TASK BRIEF:
Copy each line below holding "name".

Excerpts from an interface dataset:
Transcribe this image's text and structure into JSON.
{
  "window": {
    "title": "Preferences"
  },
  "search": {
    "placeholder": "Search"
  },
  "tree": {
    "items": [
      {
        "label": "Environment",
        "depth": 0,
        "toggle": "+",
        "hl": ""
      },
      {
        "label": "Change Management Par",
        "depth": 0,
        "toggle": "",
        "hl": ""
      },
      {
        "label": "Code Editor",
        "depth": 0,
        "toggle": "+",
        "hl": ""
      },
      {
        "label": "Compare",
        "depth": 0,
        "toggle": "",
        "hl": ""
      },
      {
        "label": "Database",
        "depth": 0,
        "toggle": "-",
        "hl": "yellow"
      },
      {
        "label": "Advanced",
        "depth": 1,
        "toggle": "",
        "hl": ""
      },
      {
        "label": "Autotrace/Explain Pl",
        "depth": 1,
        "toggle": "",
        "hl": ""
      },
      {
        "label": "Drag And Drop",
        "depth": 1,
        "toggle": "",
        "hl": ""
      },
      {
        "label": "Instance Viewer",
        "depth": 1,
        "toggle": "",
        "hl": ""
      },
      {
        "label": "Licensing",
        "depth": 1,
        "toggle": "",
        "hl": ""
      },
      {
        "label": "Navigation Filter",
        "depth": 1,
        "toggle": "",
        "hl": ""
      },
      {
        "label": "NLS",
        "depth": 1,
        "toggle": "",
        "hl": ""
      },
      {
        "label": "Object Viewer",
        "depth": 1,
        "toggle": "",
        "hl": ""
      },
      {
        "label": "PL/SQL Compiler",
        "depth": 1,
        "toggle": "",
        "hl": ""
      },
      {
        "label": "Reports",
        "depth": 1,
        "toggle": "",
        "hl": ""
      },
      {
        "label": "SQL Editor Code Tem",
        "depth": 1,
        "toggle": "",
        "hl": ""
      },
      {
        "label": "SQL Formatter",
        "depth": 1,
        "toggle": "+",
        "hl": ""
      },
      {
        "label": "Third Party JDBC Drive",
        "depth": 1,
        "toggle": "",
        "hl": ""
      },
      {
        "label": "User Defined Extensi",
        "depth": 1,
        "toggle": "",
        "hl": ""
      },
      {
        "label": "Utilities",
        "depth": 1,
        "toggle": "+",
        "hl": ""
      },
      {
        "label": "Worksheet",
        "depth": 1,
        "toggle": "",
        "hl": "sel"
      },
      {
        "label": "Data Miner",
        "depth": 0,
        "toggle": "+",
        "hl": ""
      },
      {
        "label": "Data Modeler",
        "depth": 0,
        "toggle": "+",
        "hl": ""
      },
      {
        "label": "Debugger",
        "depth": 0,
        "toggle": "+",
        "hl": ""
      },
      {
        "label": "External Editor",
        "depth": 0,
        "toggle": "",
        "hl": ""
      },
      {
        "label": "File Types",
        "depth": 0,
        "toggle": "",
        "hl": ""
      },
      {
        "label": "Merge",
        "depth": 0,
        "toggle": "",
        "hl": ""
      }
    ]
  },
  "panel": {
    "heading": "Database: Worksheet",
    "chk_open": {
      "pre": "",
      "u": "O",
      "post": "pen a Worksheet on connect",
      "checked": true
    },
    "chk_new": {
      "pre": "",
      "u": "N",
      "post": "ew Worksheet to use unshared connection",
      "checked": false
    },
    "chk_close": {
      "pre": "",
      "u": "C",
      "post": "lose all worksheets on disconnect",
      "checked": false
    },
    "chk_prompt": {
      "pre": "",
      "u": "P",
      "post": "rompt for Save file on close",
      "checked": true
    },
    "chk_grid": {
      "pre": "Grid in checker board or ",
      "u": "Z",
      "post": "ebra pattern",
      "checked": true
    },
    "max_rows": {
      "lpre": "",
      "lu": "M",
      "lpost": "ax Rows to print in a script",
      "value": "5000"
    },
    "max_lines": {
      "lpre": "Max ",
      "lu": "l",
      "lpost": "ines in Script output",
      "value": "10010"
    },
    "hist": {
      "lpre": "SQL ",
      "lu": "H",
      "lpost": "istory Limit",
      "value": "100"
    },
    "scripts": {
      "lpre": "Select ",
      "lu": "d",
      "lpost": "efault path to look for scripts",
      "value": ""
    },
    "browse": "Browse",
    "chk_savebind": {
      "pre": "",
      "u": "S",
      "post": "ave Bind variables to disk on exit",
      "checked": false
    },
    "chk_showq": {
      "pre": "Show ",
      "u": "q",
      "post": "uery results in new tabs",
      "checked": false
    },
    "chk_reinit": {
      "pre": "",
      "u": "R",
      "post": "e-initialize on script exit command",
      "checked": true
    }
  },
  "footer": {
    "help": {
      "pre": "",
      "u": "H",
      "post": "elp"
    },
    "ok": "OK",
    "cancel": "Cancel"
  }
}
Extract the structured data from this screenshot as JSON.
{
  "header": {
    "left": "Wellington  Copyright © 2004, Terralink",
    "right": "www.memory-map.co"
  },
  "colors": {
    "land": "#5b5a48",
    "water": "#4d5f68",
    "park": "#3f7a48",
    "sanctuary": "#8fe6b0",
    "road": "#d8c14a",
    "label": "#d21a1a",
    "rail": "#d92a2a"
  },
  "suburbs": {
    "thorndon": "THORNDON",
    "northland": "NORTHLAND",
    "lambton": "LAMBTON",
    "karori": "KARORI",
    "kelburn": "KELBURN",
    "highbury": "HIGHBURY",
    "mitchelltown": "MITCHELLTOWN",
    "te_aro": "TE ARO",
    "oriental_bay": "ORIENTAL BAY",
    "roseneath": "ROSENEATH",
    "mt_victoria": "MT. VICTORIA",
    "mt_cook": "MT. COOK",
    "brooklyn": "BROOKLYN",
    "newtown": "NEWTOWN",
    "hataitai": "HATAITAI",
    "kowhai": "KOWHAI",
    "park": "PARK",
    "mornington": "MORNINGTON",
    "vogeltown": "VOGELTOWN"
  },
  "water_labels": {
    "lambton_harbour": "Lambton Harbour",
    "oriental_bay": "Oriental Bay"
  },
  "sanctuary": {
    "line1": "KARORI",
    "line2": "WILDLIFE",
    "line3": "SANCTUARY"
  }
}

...

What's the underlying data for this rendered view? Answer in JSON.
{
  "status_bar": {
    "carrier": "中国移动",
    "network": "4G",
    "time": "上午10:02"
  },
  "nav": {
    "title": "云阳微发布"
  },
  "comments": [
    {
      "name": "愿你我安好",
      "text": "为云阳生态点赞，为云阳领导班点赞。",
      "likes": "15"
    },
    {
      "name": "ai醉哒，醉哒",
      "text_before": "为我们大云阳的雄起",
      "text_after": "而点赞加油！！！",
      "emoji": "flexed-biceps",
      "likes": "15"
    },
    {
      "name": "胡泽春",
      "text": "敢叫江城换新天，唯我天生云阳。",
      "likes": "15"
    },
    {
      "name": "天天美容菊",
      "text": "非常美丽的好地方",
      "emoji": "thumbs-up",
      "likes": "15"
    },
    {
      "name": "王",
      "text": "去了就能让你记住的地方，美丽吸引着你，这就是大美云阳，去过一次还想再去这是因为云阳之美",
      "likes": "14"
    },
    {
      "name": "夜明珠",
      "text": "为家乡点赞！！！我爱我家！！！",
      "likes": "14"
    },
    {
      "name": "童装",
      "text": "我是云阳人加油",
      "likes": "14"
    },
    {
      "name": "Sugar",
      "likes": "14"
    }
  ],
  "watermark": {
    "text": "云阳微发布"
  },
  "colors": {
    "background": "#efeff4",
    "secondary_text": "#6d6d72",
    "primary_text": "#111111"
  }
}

SOLUTION TO THIS PROBLEM:
      "name": "愿你我安好",
      "name": "ai醉哒，醉哒",
      "name": "胡泽春",
      "name": "天天美容菊",
      "name": "王",
      "name": "夜明珠",
      "name": "童装",
      "name": "Sugar",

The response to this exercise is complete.